One of the world's favorite natural thirst quenchers can also be a potential dangerous. The most recent proof of that involves a fruit processing plant in Sunnyside, WA, that distributes fruit juice concentrates and associated products throughout the United States. Over a six-week-period in mid-2016, U.S. Food and Drug Administration (FDA) officials tested the plant's apple juice product and found arsenic (As) levels to be nine times higher than allowable by law, which is 10 parts per billion. 1, 2
In a warning letter issued to the processor, the FDA noted, "the inspection revealed serious violations of the juice Hazard Analysis and Critical Control Point (HACCP) regulation." The FDA then reminded the processor that "prolonged exposure to high levels of inorganic arsenic is associated with cancer, skin lesions, developmental effects, cardiovascular disease, neurotoxicity, and diabetes in humans." 3
Sounds like some serious violations. So why have we not heard more about this incident until now? The likely answer might have to do with the arsenic itself. It might come as a surprise to learn that arsenic is a naturally occurring element in the environment that turns up in lots of the things that we eat and drink. It ends up in our food in one of a number of ways: naturally through environmental uptake, anthropogenically through the use of pesticides, and/or through contamination during processing. 4
There are also two forms of arsenic, organic and inorganic. Organic arsenic contains carbon and other elements, which appears to prevent it from entering cells, thus lowering the compound's toxicity. Fish, fruits, vegetables, and grains often contain organic arsenic, which researchers consider relatively safe. Inorganic arsenic, however, contains no carbon, and its structure can penetrate but it can combine with many other elements. Occurring naturally in geologic formations, inorganic arsenic leaches into water as it passes over these formations or enters into the environment through the use of certain pesticides. This form of arsenic is highly toxic and classified as a carcinogen. As little as 100 milligrams of inorganic arsenic can kill you. 5 That is why it is critically important to identify what type and how much arsenic is in our food supply.

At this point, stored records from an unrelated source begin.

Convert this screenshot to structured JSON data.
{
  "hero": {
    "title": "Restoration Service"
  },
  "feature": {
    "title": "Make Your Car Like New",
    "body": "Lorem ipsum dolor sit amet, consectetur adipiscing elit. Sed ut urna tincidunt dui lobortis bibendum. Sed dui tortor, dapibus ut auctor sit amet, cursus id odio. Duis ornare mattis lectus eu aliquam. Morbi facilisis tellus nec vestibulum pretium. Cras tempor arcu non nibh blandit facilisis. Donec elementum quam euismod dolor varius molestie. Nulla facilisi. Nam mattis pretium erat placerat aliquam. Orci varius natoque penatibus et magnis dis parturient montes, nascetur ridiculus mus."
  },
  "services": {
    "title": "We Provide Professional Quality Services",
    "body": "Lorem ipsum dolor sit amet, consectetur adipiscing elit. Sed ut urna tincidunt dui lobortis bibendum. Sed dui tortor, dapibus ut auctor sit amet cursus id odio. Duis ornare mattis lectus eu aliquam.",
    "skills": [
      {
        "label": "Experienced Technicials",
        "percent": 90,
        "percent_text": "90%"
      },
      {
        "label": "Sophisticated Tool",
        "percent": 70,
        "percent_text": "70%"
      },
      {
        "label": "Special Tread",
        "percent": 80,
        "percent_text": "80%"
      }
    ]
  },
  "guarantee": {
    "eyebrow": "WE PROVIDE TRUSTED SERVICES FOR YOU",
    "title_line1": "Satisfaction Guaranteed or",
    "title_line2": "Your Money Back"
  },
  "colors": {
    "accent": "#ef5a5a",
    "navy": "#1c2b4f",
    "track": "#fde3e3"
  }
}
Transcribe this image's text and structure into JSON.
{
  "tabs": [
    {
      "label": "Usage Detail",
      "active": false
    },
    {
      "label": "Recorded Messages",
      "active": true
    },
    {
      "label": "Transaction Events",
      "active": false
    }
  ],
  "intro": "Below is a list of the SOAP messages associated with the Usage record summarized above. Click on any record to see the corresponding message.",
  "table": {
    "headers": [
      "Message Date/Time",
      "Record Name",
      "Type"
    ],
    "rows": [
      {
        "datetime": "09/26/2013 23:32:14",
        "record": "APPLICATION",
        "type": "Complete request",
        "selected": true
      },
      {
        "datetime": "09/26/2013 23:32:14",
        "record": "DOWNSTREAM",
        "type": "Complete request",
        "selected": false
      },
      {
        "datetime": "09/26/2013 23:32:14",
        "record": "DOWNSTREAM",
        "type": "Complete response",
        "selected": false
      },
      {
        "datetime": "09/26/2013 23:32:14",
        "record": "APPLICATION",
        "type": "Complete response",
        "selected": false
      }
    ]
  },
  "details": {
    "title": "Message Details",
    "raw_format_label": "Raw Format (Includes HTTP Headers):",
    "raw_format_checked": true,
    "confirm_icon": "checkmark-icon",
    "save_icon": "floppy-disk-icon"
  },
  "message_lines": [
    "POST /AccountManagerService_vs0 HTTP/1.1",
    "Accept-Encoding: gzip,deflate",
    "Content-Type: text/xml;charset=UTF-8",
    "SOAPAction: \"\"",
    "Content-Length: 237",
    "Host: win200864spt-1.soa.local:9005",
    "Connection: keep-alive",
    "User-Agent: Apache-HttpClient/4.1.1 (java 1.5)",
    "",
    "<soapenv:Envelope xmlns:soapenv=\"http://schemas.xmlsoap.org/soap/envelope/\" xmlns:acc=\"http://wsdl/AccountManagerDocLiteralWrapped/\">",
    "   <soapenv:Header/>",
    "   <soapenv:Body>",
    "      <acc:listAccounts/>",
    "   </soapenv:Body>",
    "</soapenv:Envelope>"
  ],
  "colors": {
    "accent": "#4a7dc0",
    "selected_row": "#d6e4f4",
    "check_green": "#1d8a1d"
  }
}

New, Faster Detection Method
That is especially true for apple juice, which is the quintessential drink of children. Scientists have monitored arsenic in apple juice for decades. Two scientists at PerkinElmer, however, decided to go a step further. Rather than simply monitoring the total arsenic concentration in the juice, they measured the various forms of arsenic. What they found is an eye opener. 6
Using seven different apple juice brands obtained at a local grocery, the two scientists ran several undiluted samples through a PerkinElmer NexION® 350D ICP-MS (Inductively Coupled Plasma Mass Spectrometer) coupled toa PerkinElmer Altus™ HPLC (High-Performance Liquid Chromatography) in a series of three-minute tests.
Using a novel reversed-phase chromatography method with a cation-pairing reagent, the elution order of the species was reversed compared to more traditional anion exchange chromatography. That allowed for faster separation and a shorter run time than the traditional method and enabled lower levels of arsenic to be measured. Consequently, the researchers found all seven undiluted apple juices contained both organic and inorganic arsenic at various low levels. In the case of inorganic arsenic, the experiments detected two forms of the toxic compound (As3 and As5). Fortunately, all seven commercial samples tested significantly below the federal arsenic limit of 10 µg/L. The results also revealed that inorganic arsenic is always present at levels greater than organic arsenic. 7
Why is that important? "It is possible that in the future, the action level for arsenic in apple juice will decrease due to the susceptibility of children," the researchers said in an application note documenting the process. 8 If that happens, PerkinElmer's three-minute HPLC/ICP-MS hyphenated speciation process already demonstrated that it reduces laboratory prep time and is a simple, reliable, and fast method for measuring arsenic in apple juice. Equally important, this new technology further augments PerkinElmer's full range of scientific instrumentation – including the NexION ICP-MS, Altus™ HPLC, Optima™ ICP-OES, and PinAAcle™ AA – that are recognized around the world as the gold standard in testing trace metals in our environment and food.
The PerkinElmer instruments mentioned in this article are for research use only. Not for use in diagnostic procedures.
- U.S. Food and Drug Administration, “Questions & Answers: Apple Juice and Arsenic,” U.S. Department of Health and Human Services, July 15, 2013.
- Evan Bush, “Arsenic Found In Apple Juice From Yakima Valley Processor," The Seattle Times, June 24, 2016.
- U.S. Food and Drug Administration, “Inspections, Compliance, Enforcement, and Criminal Investigations: Valley Processing, Inc.” U.S. Department of Health and Human Services, June 2, 2016.
- Helmut Ernstberger and Ken Neubauer, “Accurate and Rapid Determination of Arsenic Speciation in Apple Juice,” PerkinElmer HPLC/ICP-MS Application Note, 2015.
- World Health Organization, “Arsenic Fact Sheet,” World Health Organization, June 2016.